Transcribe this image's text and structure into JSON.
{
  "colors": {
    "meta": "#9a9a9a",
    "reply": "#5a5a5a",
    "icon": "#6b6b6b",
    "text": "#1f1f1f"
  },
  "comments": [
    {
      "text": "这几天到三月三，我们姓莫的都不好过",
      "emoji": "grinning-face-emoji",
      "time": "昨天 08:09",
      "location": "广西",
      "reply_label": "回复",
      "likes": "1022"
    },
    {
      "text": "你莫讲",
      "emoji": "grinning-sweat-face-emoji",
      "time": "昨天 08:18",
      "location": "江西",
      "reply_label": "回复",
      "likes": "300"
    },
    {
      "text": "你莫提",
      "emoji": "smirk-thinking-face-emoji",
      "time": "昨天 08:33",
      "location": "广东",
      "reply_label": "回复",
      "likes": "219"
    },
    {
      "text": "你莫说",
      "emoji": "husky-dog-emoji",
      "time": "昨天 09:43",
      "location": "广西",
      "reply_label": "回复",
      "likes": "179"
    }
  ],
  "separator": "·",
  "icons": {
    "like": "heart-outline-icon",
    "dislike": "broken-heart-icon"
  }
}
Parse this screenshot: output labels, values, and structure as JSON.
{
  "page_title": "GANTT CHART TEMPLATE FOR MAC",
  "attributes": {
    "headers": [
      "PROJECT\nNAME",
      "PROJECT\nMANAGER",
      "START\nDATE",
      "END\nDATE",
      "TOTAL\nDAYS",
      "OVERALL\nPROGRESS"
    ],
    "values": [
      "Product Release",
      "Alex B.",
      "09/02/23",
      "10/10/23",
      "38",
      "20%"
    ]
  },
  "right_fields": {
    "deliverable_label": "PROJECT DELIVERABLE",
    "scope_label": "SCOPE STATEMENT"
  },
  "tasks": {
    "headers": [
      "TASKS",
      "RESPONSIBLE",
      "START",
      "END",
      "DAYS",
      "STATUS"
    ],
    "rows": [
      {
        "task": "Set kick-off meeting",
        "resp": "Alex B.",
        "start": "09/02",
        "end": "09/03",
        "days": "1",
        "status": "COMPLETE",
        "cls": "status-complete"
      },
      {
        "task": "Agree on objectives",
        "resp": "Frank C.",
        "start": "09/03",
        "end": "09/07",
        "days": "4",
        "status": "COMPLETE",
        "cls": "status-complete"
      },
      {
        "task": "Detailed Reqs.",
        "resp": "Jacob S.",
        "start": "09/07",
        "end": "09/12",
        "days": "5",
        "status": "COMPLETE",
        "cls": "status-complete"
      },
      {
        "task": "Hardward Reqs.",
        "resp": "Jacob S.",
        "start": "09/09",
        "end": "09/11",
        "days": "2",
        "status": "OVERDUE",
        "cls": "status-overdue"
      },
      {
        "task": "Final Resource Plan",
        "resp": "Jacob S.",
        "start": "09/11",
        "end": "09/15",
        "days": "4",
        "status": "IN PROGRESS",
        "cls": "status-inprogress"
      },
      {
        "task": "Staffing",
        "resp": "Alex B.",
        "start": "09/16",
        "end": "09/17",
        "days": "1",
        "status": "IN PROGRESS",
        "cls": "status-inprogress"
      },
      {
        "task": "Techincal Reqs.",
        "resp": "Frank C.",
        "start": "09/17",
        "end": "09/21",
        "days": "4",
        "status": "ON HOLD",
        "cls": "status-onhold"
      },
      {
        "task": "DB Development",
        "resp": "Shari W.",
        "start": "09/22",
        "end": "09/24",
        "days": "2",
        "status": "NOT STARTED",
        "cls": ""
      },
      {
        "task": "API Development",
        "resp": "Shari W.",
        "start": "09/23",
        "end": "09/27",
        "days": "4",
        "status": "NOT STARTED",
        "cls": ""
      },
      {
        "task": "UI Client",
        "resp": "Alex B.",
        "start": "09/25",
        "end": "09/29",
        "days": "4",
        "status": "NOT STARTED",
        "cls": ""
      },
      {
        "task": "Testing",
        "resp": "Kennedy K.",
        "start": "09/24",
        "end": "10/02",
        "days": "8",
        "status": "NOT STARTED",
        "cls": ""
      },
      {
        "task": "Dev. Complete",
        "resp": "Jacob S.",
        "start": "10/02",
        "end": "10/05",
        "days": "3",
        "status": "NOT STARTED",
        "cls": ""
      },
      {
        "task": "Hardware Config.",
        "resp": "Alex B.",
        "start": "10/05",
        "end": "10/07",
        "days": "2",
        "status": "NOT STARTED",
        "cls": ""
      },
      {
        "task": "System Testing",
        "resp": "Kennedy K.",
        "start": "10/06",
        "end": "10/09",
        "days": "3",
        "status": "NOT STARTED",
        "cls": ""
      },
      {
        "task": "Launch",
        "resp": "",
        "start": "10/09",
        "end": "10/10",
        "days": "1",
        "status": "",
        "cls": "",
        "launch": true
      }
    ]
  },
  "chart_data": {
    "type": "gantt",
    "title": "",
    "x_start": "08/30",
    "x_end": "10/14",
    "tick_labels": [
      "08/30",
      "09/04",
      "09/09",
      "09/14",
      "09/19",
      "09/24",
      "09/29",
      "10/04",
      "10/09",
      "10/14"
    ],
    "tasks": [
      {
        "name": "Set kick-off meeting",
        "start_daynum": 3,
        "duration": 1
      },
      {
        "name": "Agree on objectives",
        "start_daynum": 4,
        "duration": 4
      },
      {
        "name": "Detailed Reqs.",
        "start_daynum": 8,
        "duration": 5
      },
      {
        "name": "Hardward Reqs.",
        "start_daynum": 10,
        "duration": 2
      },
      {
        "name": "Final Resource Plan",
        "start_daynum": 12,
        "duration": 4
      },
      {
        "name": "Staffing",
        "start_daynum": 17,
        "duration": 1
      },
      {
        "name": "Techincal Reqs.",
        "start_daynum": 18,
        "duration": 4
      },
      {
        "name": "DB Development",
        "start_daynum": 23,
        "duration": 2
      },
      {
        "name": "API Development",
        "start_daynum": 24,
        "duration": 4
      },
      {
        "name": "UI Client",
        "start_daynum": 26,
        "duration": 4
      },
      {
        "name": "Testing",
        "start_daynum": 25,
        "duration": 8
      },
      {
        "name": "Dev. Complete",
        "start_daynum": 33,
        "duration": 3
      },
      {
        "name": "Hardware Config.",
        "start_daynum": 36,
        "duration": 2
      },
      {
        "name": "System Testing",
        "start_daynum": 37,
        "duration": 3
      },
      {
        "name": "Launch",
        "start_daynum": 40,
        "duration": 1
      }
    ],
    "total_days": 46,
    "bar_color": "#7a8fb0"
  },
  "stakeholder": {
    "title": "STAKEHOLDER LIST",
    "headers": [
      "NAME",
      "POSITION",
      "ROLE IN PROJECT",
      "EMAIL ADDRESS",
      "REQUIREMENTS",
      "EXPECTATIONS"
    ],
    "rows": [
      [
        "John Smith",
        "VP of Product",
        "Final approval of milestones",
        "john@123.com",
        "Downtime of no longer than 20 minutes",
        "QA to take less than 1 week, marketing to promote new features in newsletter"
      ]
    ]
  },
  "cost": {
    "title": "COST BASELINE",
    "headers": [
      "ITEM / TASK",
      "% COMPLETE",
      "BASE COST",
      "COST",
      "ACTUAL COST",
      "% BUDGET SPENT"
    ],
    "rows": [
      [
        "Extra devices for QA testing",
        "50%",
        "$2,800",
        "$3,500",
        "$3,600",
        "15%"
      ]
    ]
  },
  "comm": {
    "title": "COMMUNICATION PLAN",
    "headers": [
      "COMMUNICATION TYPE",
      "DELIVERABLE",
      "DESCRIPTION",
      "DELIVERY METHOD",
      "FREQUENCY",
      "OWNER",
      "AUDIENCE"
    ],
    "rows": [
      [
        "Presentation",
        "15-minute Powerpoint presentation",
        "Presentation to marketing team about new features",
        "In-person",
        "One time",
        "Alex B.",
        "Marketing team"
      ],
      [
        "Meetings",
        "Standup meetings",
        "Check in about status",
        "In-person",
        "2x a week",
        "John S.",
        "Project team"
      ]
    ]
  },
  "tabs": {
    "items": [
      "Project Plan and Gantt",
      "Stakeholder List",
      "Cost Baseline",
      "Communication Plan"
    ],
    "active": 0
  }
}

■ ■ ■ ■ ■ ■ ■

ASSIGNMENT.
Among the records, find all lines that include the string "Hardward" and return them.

SOLVED EXERCISE.
        "task": "Hardward Reqs.",
        "name": "Hardward Reqs.",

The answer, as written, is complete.